┌────────

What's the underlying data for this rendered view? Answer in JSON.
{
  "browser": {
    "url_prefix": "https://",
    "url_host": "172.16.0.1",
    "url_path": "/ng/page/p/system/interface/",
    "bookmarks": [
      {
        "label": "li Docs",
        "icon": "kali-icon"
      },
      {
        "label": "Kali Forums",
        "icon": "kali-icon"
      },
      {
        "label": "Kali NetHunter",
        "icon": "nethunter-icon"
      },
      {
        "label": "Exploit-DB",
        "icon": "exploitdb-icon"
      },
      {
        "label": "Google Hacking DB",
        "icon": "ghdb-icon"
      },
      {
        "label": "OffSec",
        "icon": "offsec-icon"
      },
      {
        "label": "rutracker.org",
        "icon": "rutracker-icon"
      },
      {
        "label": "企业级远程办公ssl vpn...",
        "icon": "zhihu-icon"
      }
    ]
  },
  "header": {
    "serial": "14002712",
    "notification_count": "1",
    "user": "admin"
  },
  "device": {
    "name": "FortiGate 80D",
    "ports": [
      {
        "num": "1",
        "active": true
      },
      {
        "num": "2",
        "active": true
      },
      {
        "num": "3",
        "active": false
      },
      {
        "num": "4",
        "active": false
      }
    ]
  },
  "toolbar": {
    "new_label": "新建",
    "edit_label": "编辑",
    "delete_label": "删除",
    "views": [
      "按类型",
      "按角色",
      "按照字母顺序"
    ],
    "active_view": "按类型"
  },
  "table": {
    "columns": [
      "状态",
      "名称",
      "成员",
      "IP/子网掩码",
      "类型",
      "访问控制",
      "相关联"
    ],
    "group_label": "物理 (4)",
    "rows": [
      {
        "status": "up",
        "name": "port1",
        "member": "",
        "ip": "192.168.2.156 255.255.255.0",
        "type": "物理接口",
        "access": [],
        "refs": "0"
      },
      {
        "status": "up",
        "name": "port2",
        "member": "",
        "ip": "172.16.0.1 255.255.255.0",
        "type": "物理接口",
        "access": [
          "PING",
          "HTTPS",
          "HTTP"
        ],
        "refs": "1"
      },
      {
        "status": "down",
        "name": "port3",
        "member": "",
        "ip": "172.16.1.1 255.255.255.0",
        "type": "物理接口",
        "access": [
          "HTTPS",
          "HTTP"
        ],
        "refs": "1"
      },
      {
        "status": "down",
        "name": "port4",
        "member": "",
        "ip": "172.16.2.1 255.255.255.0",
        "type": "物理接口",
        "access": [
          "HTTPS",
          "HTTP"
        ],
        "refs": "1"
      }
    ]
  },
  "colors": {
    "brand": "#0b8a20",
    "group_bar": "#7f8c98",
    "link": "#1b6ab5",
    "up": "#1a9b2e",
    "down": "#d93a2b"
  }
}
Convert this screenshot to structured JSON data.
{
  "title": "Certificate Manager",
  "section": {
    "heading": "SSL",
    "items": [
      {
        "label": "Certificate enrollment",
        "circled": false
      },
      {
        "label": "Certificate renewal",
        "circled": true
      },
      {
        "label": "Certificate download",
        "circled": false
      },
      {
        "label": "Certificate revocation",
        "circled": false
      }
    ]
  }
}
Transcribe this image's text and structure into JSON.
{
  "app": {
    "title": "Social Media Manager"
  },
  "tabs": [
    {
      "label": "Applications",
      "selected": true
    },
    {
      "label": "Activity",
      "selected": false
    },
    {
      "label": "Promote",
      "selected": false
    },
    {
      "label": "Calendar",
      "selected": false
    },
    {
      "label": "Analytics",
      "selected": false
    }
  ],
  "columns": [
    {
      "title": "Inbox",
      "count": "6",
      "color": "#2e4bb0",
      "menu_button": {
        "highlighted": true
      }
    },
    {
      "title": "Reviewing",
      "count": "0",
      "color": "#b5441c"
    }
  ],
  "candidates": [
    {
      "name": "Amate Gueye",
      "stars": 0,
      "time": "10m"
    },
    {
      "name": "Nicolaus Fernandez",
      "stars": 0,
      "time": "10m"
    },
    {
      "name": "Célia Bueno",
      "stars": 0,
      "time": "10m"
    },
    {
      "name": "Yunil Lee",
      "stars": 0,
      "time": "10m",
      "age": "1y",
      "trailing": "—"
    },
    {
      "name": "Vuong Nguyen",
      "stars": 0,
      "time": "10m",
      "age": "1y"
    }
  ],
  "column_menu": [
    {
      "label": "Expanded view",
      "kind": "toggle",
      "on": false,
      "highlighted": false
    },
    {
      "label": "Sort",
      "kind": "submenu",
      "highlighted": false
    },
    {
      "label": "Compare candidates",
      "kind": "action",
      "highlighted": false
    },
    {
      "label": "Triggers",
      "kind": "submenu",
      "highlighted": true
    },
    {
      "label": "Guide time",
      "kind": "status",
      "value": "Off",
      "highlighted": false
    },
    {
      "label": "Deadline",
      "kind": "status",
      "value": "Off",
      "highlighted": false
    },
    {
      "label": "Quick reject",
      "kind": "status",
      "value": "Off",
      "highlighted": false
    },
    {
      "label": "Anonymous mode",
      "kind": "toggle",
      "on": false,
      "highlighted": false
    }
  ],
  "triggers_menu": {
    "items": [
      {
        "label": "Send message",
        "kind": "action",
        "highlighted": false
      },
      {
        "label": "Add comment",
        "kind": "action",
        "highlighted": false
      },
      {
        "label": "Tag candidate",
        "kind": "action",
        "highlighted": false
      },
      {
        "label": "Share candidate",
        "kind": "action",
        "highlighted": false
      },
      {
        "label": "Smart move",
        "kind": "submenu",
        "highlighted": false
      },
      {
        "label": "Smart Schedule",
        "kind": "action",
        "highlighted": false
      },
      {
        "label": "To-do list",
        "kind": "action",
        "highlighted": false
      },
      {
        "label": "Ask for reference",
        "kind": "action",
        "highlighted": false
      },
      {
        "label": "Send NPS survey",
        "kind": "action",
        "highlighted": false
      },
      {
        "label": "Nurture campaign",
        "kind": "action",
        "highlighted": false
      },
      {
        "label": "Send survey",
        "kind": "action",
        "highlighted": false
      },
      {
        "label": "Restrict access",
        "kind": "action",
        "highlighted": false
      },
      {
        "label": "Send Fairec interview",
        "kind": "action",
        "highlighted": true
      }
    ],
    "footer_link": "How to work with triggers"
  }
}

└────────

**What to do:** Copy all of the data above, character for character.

**Result for this exercise:**
What's the underlying data for this rendered view? Answer in JSON.
{
  "browser": {
    "url_prefix": "https://",
    "url_host": "172.16.0.1",
    "url_path": "/ng/page/p/system/interface/",
    "bookmarks": [
      {
        "label": "li Docs",
        "icon": "kali-icon"
      },
      {
        "label": "Kali Forums",
        "icon": "kali-icon"
      },
      {
        "label": "Kali NetHunter",
        "icon": "nethunter-icon"
      },
      {
        "label": "Exploit-DB",
        "icon": "exploitdb-icon"
      },
      {
        "label": "Google Hacking DB",
        "icon": "ghdb-icon"
      },
      {
        "label": "OffSec",
        "icon": "offsec-icon"
      },
      {
        "label": "rutracker.org",
        "icon": "rutracker-icon"
      },
      {
        "label": "企业级远程办公ssl vpn...",
        "icon": "zhihu-icon"
      }
    ]
  },
  "header": {
    "serial": "14002712",
    "notification_count": "1",
    "user": "admin"
  },
  "device": {
    "name": "FortiGate 80D",
    "ports": [
      {
        "num": "1",
        "active": true
      },
      {
        "num": "2",
        "active": true
      },
      {
        "num": "3",
        "active": false
      },
      {
        "num": "4",
        "active": false
      }
    ]
  },
  "toolbar": {
    "new_label": "新建",
    "edit_label": "编辑",
    "delete_label": "删除",
    "views": [
      "按类型",
      "按角色",
      "按照字母顺序"
    ],
    "active_view": "按类型"
  },
  "table": {
    "columns": [
      "状态",
      "名称",
      "成员",
      "IP/子网掩码",
      "类型",
      "访问控制",
      "相关联"
    ],
    "group_label": "物理 (4)",
    "rows": [
      {
        "status": "up",
        "name": "port1",
        "member": "",
        "ip": "192.168.2.156 255.255.255.0",
        "type": "物理接口",
        "access": [],
        "refs": "0"
      },
      {
        "status": "up",
        "name": "port2",
        "member": "",
        "ip": "172.16.0.1 255.255.255.0",
        "type": "物理接口",
        "access": [
          "PING",
          "HTTPS",
          "HTTP"
        ],
        "refs": "1"
      },
      {
        "status": "down",
        "name": "port3",
        "member": "",
        "ip": "172.16.1.1 255.255.255.0",
        "type": "物理接口",
        "access": [
          "HTTPS",
          "HTTP"
        ],
        "refs": "1"
      },
      {
        "status": "down",
        "name": "port4",
        "member": "",
        "ip": "172.16.2.1 255.255.255.0",
        "type": "物理接口",
        "access": [
          "HTTPS",
          "HTTP"
        ],
        "refs": "1"
      }
    ]
  },
  "colors": {
    "brand": "#0b8a20",
    "group_bar": "#7f8c98",
    "link": "#1b6ab5",
    "up": "#1a9b2e",
    "down": "#d93a2b"
  }
}
Convert this screenshot to structured JSON data.
{
  "title": "Certificate Manager",
  "section": {
    "heading": "SSL",
    "items": [
      {
        "label": "Certificate enrollment",
        "circled": false
      },
      {
        "label": "Certificate renewal",
        "circled": true
      },
      {
        "label": "Certificate download",
        "circled": false
      },
      {
        "label": "Certificate revocation",
        "circled": false
      }
    ]
  }
}
Transcribe this image's text and structure into JSON.
{
  "app": {
    "title": "Social Media Manager"
  },
  "tabs": [
    {
      "label": "Applications",
      "selected": true
    },
    {
      "label": "Activity",
      "selected": false
    },
    {
      "label": "Promote",
      "selected": false
    },
    {
      "label": "Calendar",
      "selected": false
    },
    {
      "label": "Analytics",
      "selected": false
    }
  ],
  "columns": [
    {
      "title": "Inbox",
      "count": "6",
      "color": "#2e4bb0",
      "menu_button": {
        "highlighted": true
      }
    },
    {
      "title": "Reviewing",
      "count": "0",
      "color": "#b5441c"
    }
  ],
  "candidates": [
    {
      "name": "Amate Gueye",
      "stars": 0,
      "time": "10m"
    },
    {
      "name": "Nicolaus Fernandez",
      "stars": 0,
      "time": "10m"
    },
    {
      "name": "Célia Bueno",
      "stars": 0,
      "time": "10m"
    },
    {
      "name": "Yunil Lee",
      "stars": 0,
      "time": "10m",
      "age": "1y",
      "trailing": "—"
    },
    {
      "name": "Vuong Nguyen",
      "stars": 0,
      "time": "10m",
      "age": "1y"
    }
  ],
  "column_menu": [
    {
      "label": "Expanded view",
      "kind": "toggle",
      "on": false,
      "highlighted": false
    },
    {
      "label": "Sort",
      "kind": "submenu",
      "highlighted": false
    },
    {
      "label": "Compare candidates",
      "kind": "action",
      "highlighted": false
    },
    {
      "label": "Triggers",
      "kind": "submenu",
      "highlighted": true
    },
    {
      "label": "Guide time",
      "kind": "status",
      "value": "Off",
      "highlighted": false
    },
    {
      "label": "Deadline",
      "kind": "status",
      "value": "Off",
      "highlighted": false
    },
    {
      "label": "Quick reject",
      "kind": "status",
      "value": "Off",
      "highlighted": false
    },
    {
      "label": "Anonymous mode",
      "kind": "toggle",
      "on": false,
      "highlighted": false
    }
  ],
  "triggers_menu": {
    "items": [
      {
        "label": "Send message",
        "kind": "action",
        "highlighted": false
      },
      {
        "label": "Add comment",
        "kind": "action",
        "highlighted": false
      },
      {
        "label": "Tag candidate",
        "kind": "action",
        "highlighted": false
      },
      {
        "label": "Share candidate",
        "kind": "action",
        "highlighted": false
      },
      {
        "label": "Smart move",
        "kind": "submenu",
        "highlighted": false
      },
      {
        "label": "Smart Schedule",
        "kind": "action",
        "highlighted": false
      },
      {
        "label": "To-do list",
        "kind": "action",
        "highlighted": false
      },
      {
        "label": "Ask for reference",
        "kind": "action",
        "highlighted": false
      },
      {
        "label": "Send NPS survey",
        "kind": "action",
        "highlighted": false
      },
      {
        "label": "Nurture campaign",
        "kind": "action",
        "highlighted": false
      },
      {
        "label": "Send survey",
        "kind": "action",
        "highlighted": false
      },
      {
        "label": "Restrict access",
        "kind": "action",
        "highlighted": false
      },
      {
        "label": "Send Fairec interview",
        "kind": "action",
        "highlighted": true
      }
    ],
    "footer_link": "How to work with triggers"
  }
}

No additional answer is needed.